The struggling Supreme Leader and his jumped up home secretary, Johnson, had placed New Labour's crime and justice policy at the centre of the election campaign, highlighted the neighbourhood 'policing pledge'.
The now banned film was part of a TV, radio, press and online campaign launched last November, with a leaflet drop to more than 6m households in 60 areas across the country. Fiddled figures are used in New Labour campaign leaflets.
Ministers have been ratcheting up spending on ‘good news’ like there's no tomorrow, conjuring up upbeat messages of spring optimism as a well-entrenched New Labour marketing tool.
But using taxpayers cash to fund a series of high-profile adverts to trumpet the success of New Labour policies has led to complaints of bias and misleading the public.

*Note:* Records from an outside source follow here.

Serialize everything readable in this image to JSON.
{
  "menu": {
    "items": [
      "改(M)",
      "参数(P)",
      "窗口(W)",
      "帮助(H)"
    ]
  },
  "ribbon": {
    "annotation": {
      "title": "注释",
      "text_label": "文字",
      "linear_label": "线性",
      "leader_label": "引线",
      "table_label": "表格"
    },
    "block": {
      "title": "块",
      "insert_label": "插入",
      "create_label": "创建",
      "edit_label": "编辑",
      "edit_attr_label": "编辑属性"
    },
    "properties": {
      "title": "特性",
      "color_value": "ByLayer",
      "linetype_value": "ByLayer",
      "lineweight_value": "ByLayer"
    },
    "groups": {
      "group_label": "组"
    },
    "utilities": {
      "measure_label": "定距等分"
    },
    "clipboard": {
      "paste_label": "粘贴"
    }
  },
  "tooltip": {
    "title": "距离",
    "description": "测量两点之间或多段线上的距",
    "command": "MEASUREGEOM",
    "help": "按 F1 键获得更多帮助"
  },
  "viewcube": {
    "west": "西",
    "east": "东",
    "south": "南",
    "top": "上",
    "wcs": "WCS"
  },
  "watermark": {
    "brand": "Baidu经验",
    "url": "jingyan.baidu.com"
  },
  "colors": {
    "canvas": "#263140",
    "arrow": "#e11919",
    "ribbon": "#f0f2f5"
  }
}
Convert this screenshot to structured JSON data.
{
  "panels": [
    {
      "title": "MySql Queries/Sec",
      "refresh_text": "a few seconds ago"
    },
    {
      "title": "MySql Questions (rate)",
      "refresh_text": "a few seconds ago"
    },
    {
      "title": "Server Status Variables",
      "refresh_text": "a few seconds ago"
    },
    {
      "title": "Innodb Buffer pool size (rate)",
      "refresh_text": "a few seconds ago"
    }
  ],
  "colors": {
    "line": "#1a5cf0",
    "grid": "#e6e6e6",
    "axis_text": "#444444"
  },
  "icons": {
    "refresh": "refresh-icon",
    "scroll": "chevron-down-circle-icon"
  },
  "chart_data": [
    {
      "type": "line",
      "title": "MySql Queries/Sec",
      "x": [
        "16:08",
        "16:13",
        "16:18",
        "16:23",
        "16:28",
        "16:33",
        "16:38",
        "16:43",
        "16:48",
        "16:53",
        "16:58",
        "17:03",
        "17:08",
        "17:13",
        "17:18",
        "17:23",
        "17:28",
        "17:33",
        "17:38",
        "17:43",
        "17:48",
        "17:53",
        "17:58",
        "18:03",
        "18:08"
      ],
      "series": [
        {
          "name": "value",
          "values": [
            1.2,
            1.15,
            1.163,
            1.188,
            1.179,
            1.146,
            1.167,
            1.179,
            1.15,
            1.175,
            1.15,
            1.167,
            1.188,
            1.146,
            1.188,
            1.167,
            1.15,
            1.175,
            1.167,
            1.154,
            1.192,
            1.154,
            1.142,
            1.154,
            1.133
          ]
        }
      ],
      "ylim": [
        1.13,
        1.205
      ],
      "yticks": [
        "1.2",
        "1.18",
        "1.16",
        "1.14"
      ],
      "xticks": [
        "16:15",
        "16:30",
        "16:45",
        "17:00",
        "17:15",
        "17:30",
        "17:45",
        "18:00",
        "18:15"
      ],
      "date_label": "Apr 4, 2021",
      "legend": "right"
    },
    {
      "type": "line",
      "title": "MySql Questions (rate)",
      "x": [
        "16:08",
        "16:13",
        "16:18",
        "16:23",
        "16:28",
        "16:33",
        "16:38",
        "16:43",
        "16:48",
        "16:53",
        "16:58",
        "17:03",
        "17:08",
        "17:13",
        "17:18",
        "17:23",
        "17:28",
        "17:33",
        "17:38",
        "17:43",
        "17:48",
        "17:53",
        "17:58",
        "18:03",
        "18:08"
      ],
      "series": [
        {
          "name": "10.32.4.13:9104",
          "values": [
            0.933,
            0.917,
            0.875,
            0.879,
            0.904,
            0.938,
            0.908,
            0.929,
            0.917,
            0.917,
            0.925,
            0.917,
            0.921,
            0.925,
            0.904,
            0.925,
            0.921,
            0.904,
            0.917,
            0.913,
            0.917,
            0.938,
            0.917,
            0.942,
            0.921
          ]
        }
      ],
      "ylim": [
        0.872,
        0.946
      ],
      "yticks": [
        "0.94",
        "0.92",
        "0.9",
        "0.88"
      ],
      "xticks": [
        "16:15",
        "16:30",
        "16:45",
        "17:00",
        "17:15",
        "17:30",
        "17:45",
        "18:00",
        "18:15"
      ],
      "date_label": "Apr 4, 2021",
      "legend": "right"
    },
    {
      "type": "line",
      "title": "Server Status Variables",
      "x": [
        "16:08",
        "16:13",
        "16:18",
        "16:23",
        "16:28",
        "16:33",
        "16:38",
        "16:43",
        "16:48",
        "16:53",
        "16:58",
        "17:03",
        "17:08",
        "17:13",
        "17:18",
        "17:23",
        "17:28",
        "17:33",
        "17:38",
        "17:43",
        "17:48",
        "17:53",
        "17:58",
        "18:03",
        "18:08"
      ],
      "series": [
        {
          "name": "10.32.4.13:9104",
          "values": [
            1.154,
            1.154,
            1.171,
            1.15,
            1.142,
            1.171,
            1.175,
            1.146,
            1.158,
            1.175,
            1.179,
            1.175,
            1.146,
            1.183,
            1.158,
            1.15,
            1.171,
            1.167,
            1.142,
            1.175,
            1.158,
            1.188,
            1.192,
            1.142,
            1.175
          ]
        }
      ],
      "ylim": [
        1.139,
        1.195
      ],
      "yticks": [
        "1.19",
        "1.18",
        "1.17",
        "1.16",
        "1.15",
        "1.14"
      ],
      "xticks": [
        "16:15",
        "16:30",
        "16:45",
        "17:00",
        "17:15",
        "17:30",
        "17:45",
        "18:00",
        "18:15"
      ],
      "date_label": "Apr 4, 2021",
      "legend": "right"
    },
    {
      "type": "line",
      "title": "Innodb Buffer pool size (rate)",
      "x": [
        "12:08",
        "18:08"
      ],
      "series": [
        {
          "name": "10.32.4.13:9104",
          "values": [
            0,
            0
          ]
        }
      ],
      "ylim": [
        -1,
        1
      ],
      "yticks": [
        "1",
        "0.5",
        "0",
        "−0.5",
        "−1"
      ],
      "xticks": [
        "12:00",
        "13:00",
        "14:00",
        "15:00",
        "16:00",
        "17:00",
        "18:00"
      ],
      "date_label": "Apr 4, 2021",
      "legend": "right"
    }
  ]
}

Last year Balls' bloated bullshit department spent £2.7m advertising a new diploma, claiming it was “accepted by all universities”. Only to have the advert pulled in October when it emerged that not all institutions recognised the Mickey Mouse qualification.
The recent government advertising blitz has the Directgov 'government information service' at the centre of the sham. Political propaganda by a Party using public funds to boost its general election campaign.
Fiddled policing figures, discredited diplomas and climate-change con ads - all pulled for pulling the wool over the eyes of the public.
After 13 years in power, the arrogant government now firmly believes it is the state, with a compliant civil service at its beck and call.
For Shameless Brown and his spinning government, the tools of the state are just weapons in the election war to push party political propaganda. All paid for by the taxpayer.
Mid graph: Spectator
Update 4pm: Tories are demanding Brown retracts the misleading New Labour policing campaign literature.